Carrie's spiffy hearts
Stephanie's dazzling dreamcatcher
Judi's fun-tastic flowers
Michelle's double dose of henna
Jennifer's dainty anklet

Marina, our exceptionally talented and dedicated henna artist.
Four straight hours of henna painting!
She also gave us an amazingly generous deal.
Click here to learn more about her work:

Even if you don’t want henna, please come and celebrate anyway!

And Amanda will think of some activities to do while people wait for henna. Most likely service oriented*.

This is only a fraction of the guests who came.
We were so busy celebrating we forgot to take more photos.

Thank you for celebrating with me!

*P.S. A separate post about the service project is now available!

Wednesday, July 9, 2014

My Recent Conversation with a Little Old Lady

Too funny / facepalm-worthy not to share.

The Set-up: Since shaving my hair, I feel perfectly confident venturing into public without a hat. (Eyeshadow and eyeliner, however, are a must.) This preferred method of dress has garnered quite a few head turns, second glances, and occasional stares wherever I go.

The Setting: Monday morning at the local grocery store with my mom. I feel nauseous from walking around and seeing all the food food food. Blech. I sit down at a table near the coffee kiosk. Mm! Coffee... Must have! I stand in line behind a little old lady and wait to order a frappuccino. The old lady glances at me, puts something in her cart, then turns around and strides up to me.

The following is a quick reconstruction of our conversation. If this truncated version makes either myself or the little old lady sound short or rude, I promise both of us were polite and cordial to each other. =)

Old Lady: I hope you don't think I'm rude for asking, by why have you shaved your hair?

Me: Well, I have cancer.

(I go on, blah blah blah, talking about cancer, explaining how not all my hair fell out so I shaved it...)

Old Lady: Oh good! I'm just glad to hear you haven't become one of those Hindus!

Me (*mental facepalm*): I don't see anything wrong with that if that's where I found my peace...

(I don't think she heard me. She had hearing aids and frequently had to ask me to speak louder when I talked about my hair loss.)

Old Lady: Do the cancer treatments make you sick?

Me: Truthfully, I can barely stand right now.

Old Lady: I know of a doctor in Texas who has a cure for cancer.

(She then gives me his name, several times.)

Old Lady: Look him up. I'm telling you, a cure. for. cancer. 

Me: Thank you for the info! I actually already have a doctor, and she and I get along great! I also feel blessed because I have one of the most curable kinds of cancer.
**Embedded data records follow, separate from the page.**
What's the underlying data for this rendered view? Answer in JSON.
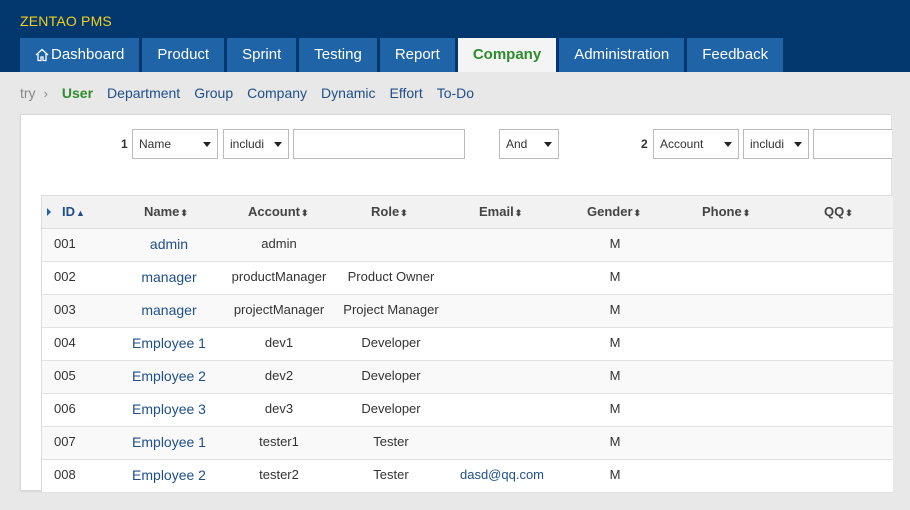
{
  "app": {
    "brand": "ZENTAO PMS"
  },
  "nav": {
    "items": [
      {
        "label": "Dashboard"
      },
      {
        "label": "Product"
      },
      {
        "label": "Sprint"
      },
      {
        "label": "Testing"
      },
      {
        "label": "Report"
      },
      {
        "label": "Company"
      },
      {
        "label": "Administration"
      },
      {
        "label": "Feedback"
      }
    ],
    "active": "Company"
  },
  "subnav": {
    "crumb": "try",
    "items": [
      "User",
      "Department",
      "Group",
      "Company",
      "Dynamic",
      "Effort",
      "To-Do"
    ],
    "active": "User"
  },
  "search": {
    "group1": {
      "num": "1",
      "field": "Name",
      "operator": "includi",
      "value": ""
    },
    "andor": "And",
    "group2": {
      "num": "2",
      "field": "Account",
      "operator": "includi",
      "value": ""
    }
  },
  "table": {
    "columns": [
      "ID",
      "Name",
      "Account",
      "Role",
      "Email",
      "Gender",
      "Phone",
      "QQ"
    ],
    "sort_indicator_asc": "▲",
    "sort_indicator_both": "⬍",
    "rows": [
      {
        "id": "001",
        "name": "admin",
        "account": "admin",
        "role": "",
        "email": "",
        "gender": "M",
        "phone": "",
        "qq": ""
      },
      {
        "id": "002",
        "name": "manager",
        "account": "productManager",
        "role": "Product Owner",
        "email": "",
        "gender": "M",
        "phone": "",
        "qq": ""
      },
      {
        "id": "003",
        "name": "manager",
        "account": "projectManager",
        "role": "Project Manager",
        "email": "",
        "gender": "M",
        "phone": "",
        "qq": ""
      },
      {
        "id": "004",
        "name": "Employee 1",
        "account": "dev1",
        "role": "Developer",
        "email": "",
        "gender": "M",
        "phone": "",
        "qq": ""
      },
      {
        "id": "005",
        "name": "Employee 2",
        "account": "dev2",
        "role": "Developer",
        "email": "",
        "gender": "M",
        "phone": "",
        "qq": ""
      },
      {
        "id": "006",
        "name": "Employee 3",
        "account": "dev3",
        "role": "Developer",
        "email": "",
        "gender": "M",
        "phone": "",
        "qq": ""
      },
      {
        "id": "007",
        "name": "Employee 1",
        "account": "tester1",
        "role": "Tester",
        "email": "",
        "gender": "M",
        "phone": "",
        "qq": ""
      },
      {
        "id": "008",
        "name": "Employee 2",
        "account": "tester2",
        "role": "Tester",
        "email": "dasd@qq.com",
        "gender": "M",
        "phone": "",
        "qq": ""
      }
    ]
  },
  "colors": {
    "topbar": "#03386e",
    "brand": "#f5d11b",
    "nav_tab": "#1f64a6",
    "active_green": "#2e8b2e",
    "link_blue": "#1f4f8a"
  },
  "icons": {
    "dashboard": "home-icon"
  }
}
Old Lady (delighted): Good!

Me: Would you like to read my blog?

Old Lady: That's all right. You take care now!

Me: You too!
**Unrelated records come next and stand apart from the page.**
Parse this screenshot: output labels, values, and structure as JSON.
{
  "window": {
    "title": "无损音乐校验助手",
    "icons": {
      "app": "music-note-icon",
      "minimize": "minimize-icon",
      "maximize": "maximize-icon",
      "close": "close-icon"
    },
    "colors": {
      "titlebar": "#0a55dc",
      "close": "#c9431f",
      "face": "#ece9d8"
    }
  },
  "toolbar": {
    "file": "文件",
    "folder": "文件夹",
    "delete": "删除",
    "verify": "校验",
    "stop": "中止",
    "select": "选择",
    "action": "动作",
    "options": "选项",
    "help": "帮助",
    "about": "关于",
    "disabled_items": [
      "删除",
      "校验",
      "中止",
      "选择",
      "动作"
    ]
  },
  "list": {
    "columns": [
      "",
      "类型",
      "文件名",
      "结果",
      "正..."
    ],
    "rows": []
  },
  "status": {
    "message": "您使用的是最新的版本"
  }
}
The entire conversation cracked me up.

I should have told her about my participation in the Festival of Colors at the Sri Sri Radha Krishna Temple in Utah last year:
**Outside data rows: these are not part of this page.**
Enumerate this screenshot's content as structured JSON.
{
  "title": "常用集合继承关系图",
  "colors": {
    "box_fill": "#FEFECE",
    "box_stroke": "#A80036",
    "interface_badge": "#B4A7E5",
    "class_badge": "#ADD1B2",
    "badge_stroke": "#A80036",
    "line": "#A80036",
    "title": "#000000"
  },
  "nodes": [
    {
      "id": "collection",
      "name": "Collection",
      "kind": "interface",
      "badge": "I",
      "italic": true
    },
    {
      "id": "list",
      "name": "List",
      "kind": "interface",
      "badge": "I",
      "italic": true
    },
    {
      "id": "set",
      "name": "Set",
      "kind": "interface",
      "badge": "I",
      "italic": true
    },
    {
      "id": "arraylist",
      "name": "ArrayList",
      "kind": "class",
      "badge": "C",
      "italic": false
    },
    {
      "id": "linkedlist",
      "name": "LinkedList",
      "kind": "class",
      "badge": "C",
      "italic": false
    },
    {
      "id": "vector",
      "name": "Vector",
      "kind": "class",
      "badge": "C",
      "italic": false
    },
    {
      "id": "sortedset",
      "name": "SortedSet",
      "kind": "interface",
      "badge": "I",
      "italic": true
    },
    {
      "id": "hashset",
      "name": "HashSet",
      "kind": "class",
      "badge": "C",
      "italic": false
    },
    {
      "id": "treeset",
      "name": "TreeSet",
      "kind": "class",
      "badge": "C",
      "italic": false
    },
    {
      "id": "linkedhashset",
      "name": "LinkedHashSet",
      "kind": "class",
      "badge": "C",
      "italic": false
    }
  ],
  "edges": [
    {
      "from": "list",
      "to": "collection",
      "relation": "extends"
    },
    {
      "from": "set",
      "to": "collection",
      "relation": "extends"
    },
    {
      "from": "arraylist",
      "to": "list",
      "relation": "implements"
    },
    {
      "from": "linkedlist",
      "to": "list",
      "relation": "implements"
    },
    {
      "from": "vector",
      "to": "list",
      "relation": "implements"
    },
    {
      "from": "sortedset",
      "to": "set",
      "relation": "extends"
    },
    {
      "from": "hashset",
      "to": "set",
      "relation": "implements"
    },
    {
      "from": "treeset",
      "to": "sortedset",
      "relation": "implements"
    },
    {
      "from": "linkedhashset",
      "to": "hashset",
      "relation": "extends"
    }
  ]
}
Sunday, July 6, 2014

My Fourth Chemo Costume: Behind the Scenes

I want my Renaissance Faire post to retain its charm and joviality, which is why I am creating this as a separate post. 

I want my readers to know how excited I was to create that post and to dress up and be silly with my mom and sister. Constructing the Ren Faire was a lot of fun. Huzzahs all around!

However, I also want to reveal behind the scenes and after-the-fact. I know I make it look like it's all fun and games, when in reality there is always a cost. 

After the Ren Faire:

Off with the constraining corset and farewell headache-inducing headband.

So far this is the most nauseous I have felt during and after a chemo treatment. Prior to each infusion, my nurses give me three types of anti-nausea meds via IV. This is the first time I had to resort to back-up anti-nasuea meds as well, both while I was still getting chemo and during the following weekend.

The pink bucket was there just in get the idea. Haven't used it yet.

Was the Ren Faire worth it? Ab-so-lute-ly!

Will I go to such efforts again? Probably not. At least not for a while.

Don't worry. I have plenty of costumes planned for my future treatments. However, I will have to tone the photo sessions and story lines down a notch, or ten. It's exhausting going up to eleven all the time. =)

Thursday, July 3, 2014

My Fourth Chemo Costume: Renaissance Faire

Welcome to Ye Olde 
Renaissance Faire!

Come enjoy the ...





—Historical Inaccuracies—